Project description:Cryptococcus gattii consists of four cryptic species, VGI, VGII, VGIII, and VGIV. Herein, a duplex PCR assay using two primer pairs targeting the vacuolar membrane gene and the intergenic spacer region was developed. It successfully distinguished the cryptic species according to the distinct size of the amplicons.
Project description:<i>Cryptococcus neoformans</i> and <i>Cryptococcus gattii</i> are the main pathogenic species of invasive cryptococcosis among the <i>Cryptococcus</i> species. Taxonomic studies have shown that these two taxa have different genotypes or molecular types with biological and ecoepidemiological peculiarities. Matrix-assisted laser desorption ionization-time of flight mass spectrometry (MALDI-TOF MS) has been proposed as an alternative method for labor-intensive methods for <i>C. neoformans</i> and <i>C. gattii</i> genotype differentiation. However, Vitek MS, one of the commercial MALDI-TOF MS instruments, has not been yet been evaluated for this purpose. Thus, we constructed an in-house database with reference strains belonging to the different <i>C. neoformans</i> (VNI, VNII, VNIII, and VNIV) and <i>C. gattii</i> (VGI, VGII, VGIII, and VGIV) major molecular types by using the software Saramis Premium (bioMérieux, Marcy-l'Etoile, France). Then, this new database was evaluated for discrimination of the different genotypes. Our in-house database provided correct identification for all <i>C. neoformans</i> and <i>C. gattii</i> genotypes; however, due to the intergenotypic mass spectral similarities, a careful postanalytic evaluation is necessary to provide correct genotype identification.
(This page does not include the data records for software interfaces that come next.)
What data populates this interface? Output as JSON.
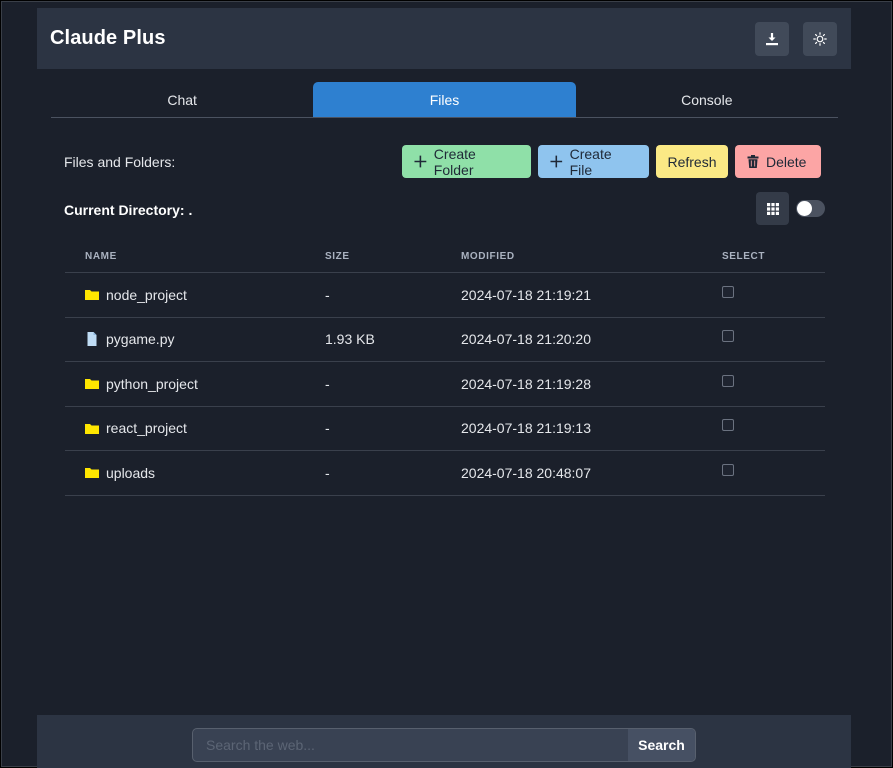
{
  "header": {
    "title": "Claude Plus",
    "download_icon": "download-icon",
    "theme_icon": "sun-icon"
  },
  "tabs": [
    {
      "label": "Chat",
      "active": false
    },
    {
      "label": "Files",
      "active": true
    },
    {
      "label": "Console",
      "active": false
    }
  ],
  "files": {
    "section_label": "Files and Folders:",
    "buttons": {
      "create_folder": "Create Folder",
      "create_file": "Create File",
      "refresh": "Refresh",
      "delete": "Delete"
    },
    "current_directory": "Current Directory: .",
    "view_toggle_on": false,
    "columns": [
      "NAME",
      "SIZE",
      "MODIFIED",
      "SELECT"
    ],
    "rows": [
      {
        "icon": "folder-icon",
        "name": "node_project",
        "size": "-",
        "modified": "2024-07-18 21:19:21",
        "selected": false
      },
      {
        "icon": "file-icon",
        "name": "pygame.py",
        "size": "1.93 KB",
        "modified": "2024-07-18 21:20:20",
        "selected": false
      },
      {
        "icon": "folder-icon",
        "name": "python_project",
        "size": "-",
        "modified": "2024-07-18 21:19:28",
        "selected": false
      },
      {
        "icon": "folder-icon",
        "name": "react_project",
        "size": "-",
        "modified": "2024-07-18 21:19:13",
        "selected": false
      },
      {
        "icon": "folder-icon",
        "name": "uploads",
        "size": "-",
        "modified": "2024-07-18 20:48:07",
        "selected": false
      }
    ]
  },
  "search": {
    "placeholder": "Search the web...",
    "value": "",
    "button_label": "Search"
  },
  "colors": {
    "accent_tab": "#2e80d0",
    "create_folder": "#8fe0a8",
    "create_file": "#8fc4ee",
    "refresh": "#fbe985",
    "delete": "#fca5a5",
    "folder": "#ffe600",
    "file": "#bfdcf5"
  }
}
Project description:Cryptococcus gattii has been the cause of an ongoing outbreak starting in 1999 on Vancouver Island, British Columbia and spreading to mainland Canada and the US Pacific Northwest. In the course of the outbreak, C. gattii has been identified outside of its previously documented climate, habitat, and host disease. Genotyping of C. gattii is essential to understand the ecological and geographical expansion of this emerging pathogen.We developed and validated a mismatch amplification mutation assay (MAMA) real-time PCR panel for genotyping C. gattii molecular types VGI-VGIV and VGII subtypes a,b,c. Subtype assays were designed based on whole-genome sequence of 20 C. gattii strains. Publically available multilocus sequence typing (MLST) data from a study of 202 strains was used for the molecular type (VGI-VGIV) assay design. All assays were validated across DNA from 112 strains of diverse international origin and sample types, including animal, environmental and human.Validation revealed each assay on the panel is 100% sensitive, specific and concordant with MLST. The assay panel can detect down to 0.5 picograms of template DNA.The (MAMA) real-time PCR panel for C. gattii accurately typed a collection of 112 diverse strains and demonstrated high sensitivity. This is a time and cost efficient method of genotyping C. gattii best suited for application in large-scale epidemiological studies.